What you are asked to do | The response should consist of every record, reproduced exactly.

═══ Dataset ═══

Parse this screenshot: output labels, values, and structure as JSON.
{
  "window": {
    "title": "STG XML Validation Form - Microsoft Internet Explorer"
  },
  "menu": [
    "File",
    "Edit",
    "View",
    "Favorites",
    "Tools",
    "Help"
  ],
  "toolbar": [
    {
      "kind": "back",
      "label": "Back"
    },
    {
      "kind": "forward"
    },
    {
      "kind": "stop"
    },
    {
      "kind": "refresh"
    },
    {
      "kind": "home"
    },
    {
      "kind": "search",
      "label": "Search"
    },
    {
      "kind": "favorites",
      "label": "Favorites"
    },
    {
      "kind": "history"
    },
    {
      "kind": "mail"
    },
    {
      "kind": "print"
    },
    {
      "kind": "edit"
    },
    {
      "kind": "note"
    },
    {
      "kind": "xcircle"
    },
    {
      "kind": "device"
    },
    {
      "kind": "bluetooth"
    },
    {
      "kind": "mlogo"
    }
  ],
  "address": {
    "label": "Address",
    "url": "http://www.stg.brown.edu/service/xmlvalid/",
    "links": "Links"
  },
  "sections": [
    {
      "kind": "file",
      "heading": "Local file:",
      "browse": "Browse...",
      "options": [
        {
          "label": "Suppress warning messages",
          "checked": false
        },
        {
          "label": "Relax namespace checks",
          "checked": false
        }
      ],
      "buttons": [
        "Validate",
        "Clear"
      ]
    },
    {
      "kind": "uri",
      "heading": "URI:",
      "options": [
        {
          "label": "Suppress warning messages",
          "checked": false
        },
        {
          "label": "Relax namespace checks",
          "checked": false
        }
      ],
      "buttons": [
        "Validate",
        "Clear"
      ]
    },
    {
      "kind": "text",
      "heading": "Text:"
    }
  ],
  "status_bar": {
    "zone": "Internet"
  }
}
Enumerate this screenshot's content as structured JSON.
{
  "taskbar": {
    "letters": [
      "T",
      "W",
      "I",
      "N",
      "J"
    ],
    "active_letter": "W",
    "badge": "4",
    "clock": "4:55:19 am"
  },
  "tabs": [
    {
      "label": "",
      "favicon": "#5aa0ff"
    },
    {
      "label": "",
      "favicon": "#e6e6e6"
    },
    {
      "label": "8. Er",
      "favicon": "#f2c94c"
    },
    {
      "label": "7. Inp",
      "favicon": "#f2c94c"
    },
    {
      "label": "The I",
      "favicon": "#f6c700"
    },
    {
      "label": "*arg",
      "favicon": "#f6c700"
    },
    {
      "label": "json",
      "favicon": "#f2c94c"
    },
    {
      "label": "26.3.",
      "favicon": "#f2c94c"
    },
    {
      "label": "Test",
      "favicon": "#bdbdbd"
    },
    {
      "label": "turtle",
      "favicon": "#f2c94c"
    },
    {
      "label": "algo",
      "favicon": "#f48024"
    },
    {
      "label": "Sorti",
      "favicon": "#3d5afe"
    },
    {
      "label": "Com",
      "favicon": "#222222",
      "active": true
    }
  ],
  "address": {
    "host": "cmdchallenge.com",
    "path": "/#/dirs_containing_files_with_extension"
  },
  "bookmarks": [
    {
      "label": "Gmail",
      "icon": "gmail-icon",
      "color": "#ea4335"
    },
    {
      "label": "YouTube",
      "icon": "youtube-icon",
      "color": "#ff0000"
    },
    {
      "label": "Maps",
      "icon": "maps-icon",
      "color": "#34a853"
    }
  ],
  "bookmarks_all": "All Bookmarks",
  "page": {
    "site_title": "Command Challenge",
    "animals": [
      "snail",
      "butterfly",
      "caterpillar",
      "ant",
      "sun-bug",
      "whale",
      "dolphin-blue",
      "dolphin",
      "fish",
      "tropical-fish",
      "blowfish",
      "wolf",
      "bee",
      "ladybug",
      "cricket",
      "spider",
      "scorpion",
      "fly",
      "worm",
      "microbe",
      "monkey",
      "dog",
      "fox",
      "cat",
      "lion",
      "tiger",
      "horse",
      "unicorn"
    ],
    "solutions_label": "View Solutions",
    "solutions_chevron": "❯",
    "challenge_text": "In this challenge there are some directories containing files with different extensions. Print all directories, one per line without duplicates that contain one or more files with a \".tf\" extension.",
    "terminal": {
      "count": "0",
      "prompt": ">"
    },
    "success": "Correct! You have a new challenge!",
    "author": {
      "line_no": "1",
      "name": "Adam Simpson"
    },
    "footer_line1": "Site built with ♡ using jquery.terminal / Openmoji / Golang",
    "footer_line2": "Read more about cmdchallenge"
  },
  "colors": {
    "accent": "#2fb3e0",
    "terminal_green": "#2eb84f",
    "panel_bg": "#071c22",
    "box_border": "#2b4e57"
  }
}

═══

Completed exercise |
Parse this screenshot: output labels, values, and structure as JSON.
{
  "window": {
    "title": "STG XML Validation Form - Microsoft Internet Explorer"
  },
  "menu": [
    "File",
    "Edit",
    "View",
    "Favorites",
    "Tools",
    "Help"
  ],
  "toolbar": [
    {
      "kind": "back",
      "label": "Back"
    },
    {
      "kind": "forward"
    },
    {
      "kind": "stop"
    },
    {
      "kind": "refresh"
    },
    {
      "kind": "home"
    },
    {
      "kind": "search",
      "label": "Search"
    },
    {
      "kind": "favorites",
      "label": "Favorites"
    },
    {
      "kind": "history"
    },
    {
      "kind": "mail"
    },
    {
      "kind": "print"
    },
    {
      "kind": "edit"
    },
    {
      "kind": "note"
    },
    {
      "kind": "xcircle"
    },
    {
      "kind": "device"
    },
    {
      "kind": "bluetooth"
    },
    {
      "kind": "mlogo"
    }
  ],
  "address": {
    "label": "Address",
    "url": "http://www.stg.brown.edu/service/xmlvalid/",
    "links": "Links"
  },
  "sections": [
    {
      "kind": "file",
      "heading": "Local file:",
      "browse": "Browse...",
      "options": [
        {
          "label": "Suppress warning messages",
          "checked": false
        },
        {
          "label": "Relax namespace checks",
          "checked": false
        }
      ],
      "buttons": [
        "Validate",
        "Clear"
      ]
    },
    {
      "kind": "uri",
      "heading": "URI:",
      "options": [
        {
          "label": "Suppress warning messages",
          "checked": false
        },
        {
          "label": "Relax namespace checks",
          "checked": false
        }
      ],
      "buttons": [
        "Validate",
        "Clear"
      ]
    },
    {
      "kind": "text",
      "heading": "Text:"
    }
  ],
  "status_bar": {
    "zone": "Internet"
  }
}
Enumerate this screenshot's content as structured JSON.
{
  "taskbar": {
    "letters": [
      "T",
      "W",
      "I",
      "N",
      "J"
    ],
    "active_letter": "W",
    "badge": "4",
    "clock": "4:55:19 am"
  },
  "tabs": [
    {
      "label": "",
      "favicon": "#5aa0ff"
    },
    {
      "label": "",
      "favicon": "#e6e6e6"
    },
    {
      "label": "8. Er",
      "favicon": "#f2c94c"
    },
    {
      "label": "7. Inp",
      "favicon": "#f2c94c"
    },
    {
      "label": "The I",
      "favicon": "#f6c700"
    },
    {
      "label": "*arg",
      "favicon": "#f6c700"
    },
    {
      "label": "json",
      "favicon": "#f2c94c"
    },
    {
      "label": "26.3.",
      "favicon": "#f2c94c"
    },
    {
      "label": "Test",
      "favicon": "#bdbdbd"
    },
    {
      "label": "turtle",
      "favicon": "#f2c94c"
    },
    {
      "label": "algo",
      "favicon": "#f48024"
    },
    {
      "label": "Sorti",
      "favicon": "#3d5afe"
    },
    {
      "label": "Com",
      "favicon": "#222222",
      "active": true
    }
  ],
  "address": {
    "host": "cmdchallenge.com",
    "path": "/#/dirs_containing_files_with_extension"
  },
  "bookmarks": [
    {
      "label": "Gmail",
      "icon": "gmail-icon",
      "color": "#ea4335"
    },
    {
      "label": "YouTube",
      "icon": "youtube-icon",
      "color": "#ff0000"
    },
    {
      "label": "Maps",
      "icon": "maps-icon",
      "color": "#34a853"
    }
  ],
  "bookmarks_all": "All Bookmarks",
  "page": {
    "site_title": "Command Challenge",
    "animals": [
      "snail",
      "butterfly",
      "caterpillar",
      "ant",
      "sun-bug",
      "whale",
      "dolphin-blue",
      "dolphin",
      "fish",
      "tropical-fish",
      "blowfish",
      "wolf",
      "bee",
      "ladybug",
      "cricket",
      "spider",
      "scorpion",
      "fly",
      "worm",
      "microbe",
      "monkey",
      "dog",
      "fox",
      "cat",
      "lion",
      "tiger",
      "horse",
      "unicorn"
    ],
    "solutions_label": "View Solutions",
    "solutions_chevron": "❯",
    "challenge_text": "In this challenge there are some directories containing files with different extensions. Print all directories, one per line without duplicates that contain one or more files with a \".tf\" extension.",
    "terminal": {
      "count": "0",
      "prompt": ">"
    },
    "success": "Correct! You have a new challenge!",
    "author": {
      "line_no": "1",
      "name": "Adam Simpson"
    },
    "footer_line1": "Site built with ♡ using jquery.terminal / Openmoji / Golang",
    "footer_line2": "Read more about cmdchallenge"
  },
  "colors": {
    "accent": "#2fb3e0",
    "terminal_green": "#2eb84f",
    "panel_bg": "#071c22",
    "box_border": "#2b4e57"
  }
}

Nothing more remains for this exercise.